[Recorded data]

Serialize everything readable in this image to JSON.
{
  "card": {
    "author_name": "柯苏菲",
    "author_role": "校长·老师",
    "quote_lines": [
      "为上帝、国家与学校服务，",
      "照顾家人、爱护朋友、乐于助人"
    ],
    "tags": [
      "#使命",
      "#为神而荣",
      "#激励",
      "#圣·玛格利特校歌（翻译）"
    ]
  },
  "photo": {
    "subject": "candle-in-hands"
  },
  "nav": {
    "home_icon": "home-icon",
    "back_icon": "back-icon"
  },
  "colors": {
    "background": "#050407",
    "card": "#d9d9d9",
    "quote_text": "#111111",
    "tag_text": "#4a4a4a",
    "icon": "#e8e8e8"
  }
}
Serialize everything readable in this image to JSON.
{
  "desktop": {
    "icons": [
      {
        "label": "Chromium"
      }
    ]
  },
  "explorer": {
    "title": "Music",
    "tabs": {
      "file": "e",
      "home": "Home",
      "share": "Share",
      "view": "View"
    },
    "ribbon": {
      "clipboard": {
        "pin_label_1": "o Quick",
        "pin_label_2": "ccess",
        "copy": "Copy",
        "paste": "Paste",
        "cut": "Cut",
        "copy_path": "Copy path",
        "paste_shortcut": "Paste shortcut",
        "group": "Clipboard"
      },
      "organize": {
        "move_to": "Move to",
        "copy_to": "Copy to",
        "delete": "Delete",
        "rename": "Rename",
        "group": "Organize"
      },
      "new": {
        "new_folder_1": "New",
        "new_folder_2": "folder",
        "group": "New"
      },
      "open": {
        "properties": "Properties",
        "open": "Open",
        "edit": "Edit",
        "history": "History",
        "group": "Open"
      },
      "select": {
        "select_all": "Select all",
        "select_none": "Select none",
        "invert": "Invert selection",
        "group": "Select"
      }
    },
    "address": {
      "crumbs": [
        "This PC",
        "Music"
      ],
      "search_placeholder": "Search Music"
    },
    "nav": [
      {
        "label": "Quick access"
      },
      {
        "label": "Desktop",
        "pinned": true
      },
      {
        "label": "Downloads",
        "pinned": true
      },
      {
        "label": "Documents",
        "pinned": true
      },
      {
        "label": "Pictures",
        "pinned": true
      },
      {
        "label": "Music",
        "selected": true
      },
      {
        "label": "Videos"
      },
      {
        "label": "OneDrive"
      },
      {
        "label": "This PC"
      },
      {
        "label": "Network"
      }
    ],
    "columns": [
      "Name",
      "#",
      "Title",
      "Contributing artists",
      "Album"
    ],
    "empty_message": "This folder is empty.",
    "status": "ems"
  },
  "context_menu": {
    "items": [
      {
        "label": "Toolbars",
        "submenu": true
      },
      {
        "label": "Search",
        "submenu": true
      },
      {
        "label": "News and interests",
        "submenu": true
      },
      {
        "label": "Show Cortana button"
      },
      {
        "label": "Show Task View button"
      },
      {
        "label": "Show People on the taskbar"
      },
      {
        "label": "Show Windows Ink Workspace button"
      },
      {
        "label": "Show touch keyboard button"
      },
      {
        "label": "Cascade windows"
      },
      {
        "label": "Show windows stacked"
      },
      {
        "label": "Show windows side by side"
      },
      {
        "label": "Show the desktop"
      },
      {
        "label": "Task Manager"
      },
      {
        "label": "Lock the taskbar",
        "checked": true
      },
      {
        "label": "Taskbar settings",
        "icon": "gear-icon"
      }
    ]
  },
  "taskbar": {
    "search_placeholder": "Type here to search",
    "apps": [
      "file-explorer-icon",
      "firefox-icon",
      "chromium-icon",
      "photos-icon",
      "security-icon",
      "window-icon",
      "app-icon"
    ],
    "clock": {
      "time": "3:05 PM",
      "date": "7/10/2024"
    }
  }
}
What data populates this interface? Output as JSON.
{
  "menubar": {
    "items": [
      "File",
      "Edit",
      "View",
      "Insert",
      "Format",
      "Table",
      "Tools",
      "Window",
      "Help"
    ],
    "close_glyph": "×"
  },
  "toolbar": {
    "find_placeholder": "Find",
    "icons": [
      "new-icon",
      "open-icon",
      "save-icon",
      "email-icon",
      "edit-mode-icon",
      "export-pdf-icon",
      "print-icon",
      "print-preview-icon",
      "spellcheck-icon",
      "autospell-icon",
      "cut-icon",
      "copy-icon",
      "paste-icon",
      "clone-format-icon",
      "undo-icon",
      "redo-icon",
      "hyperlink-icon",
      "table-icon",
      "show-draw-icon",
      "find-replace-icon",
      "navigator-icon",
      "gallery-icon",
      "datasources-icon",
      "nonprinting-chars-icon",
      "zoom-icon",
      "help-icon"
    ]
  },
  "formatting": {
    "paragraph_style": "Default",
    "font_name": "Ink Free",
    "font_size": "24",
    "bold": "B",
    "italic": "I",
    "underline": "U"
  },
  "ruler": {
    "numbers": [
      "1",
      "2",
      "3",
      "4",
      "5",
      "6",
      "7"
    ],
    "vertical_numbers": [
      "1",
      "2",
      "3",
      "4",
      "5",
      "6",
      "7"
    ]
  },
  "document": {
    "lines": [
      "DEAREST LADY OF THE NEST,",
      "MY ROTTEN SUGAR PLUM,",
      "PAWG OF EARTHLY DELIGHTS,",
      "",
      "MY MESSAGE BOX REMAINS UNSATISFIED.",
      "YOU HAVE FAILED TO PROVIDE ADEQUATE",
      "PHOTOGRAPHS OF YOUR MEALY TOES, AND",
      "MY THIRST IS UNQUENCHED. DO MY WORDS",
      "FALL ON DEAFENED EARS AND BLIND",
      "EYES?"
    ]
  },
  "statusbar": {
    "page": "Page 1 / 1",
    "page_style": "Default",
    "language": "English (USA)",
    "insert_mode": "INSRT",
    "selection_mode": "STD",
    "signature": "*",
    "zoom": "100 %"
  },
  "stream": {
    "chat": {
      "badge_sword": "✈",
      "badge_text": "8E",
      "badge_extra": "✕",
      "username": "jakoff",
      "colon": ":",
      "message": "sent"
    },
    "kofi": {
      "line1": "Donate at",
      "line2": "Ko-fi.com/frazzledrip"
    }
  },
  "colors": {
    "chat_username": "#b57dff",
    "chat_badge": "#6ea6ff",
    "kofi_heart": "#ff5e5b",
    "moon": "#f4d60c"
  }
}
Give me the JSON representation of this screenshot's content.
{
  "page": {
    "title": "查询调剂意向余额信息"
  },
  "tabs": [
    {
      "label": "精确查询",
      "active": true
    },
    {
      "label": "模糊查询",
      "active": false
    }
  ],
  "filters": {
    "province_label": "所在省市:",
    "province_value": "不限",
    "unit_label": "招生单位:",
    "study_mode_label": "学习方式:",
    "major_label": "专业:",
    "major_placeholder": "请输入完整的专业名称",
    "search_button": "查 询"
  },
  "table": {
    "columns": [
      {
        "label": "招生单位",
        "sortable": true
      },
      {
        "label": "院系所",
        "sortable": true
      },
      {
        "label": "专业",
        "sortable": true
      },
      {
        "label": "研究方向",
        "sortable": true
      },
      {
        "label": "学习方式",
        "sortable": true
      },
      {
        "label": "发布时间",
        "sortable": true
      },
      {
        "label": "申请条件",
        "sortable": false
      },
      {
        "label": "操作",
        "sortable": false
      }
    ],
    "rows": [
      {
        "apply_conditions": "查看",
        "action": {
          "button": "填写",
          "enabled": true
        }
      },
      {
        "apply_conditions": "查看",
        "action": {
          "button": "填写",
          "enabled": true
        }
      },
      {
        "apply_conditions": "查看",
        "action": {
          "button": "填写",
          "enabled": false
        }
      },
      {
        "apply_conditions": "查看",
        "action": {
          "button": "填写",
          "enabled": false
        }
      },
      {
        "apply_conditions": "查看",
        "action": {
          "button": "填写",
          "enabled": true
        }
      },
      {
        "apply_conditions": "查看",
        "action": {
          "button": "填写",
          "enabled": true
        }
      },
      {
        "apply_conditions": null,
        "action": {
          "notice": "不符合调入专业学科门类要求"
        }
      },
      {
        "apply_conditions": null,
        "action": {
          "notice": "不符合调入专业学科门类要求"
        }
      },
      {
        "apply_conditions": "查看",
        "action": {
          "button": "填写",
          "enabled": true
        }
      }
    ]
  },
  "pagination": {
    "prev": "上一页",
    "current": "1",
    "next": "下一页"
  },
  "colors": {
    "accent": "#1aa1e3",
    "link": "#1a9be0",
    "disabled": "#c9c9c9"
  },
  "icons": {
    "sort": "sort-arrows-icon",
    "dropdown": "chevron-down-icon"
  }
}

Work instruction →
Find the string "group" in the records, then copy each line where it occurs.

Task output →
        "group": "Clipboard"
        "group": "Organize"
        "group": "New"
        "group": "Open"
        "group": "Select"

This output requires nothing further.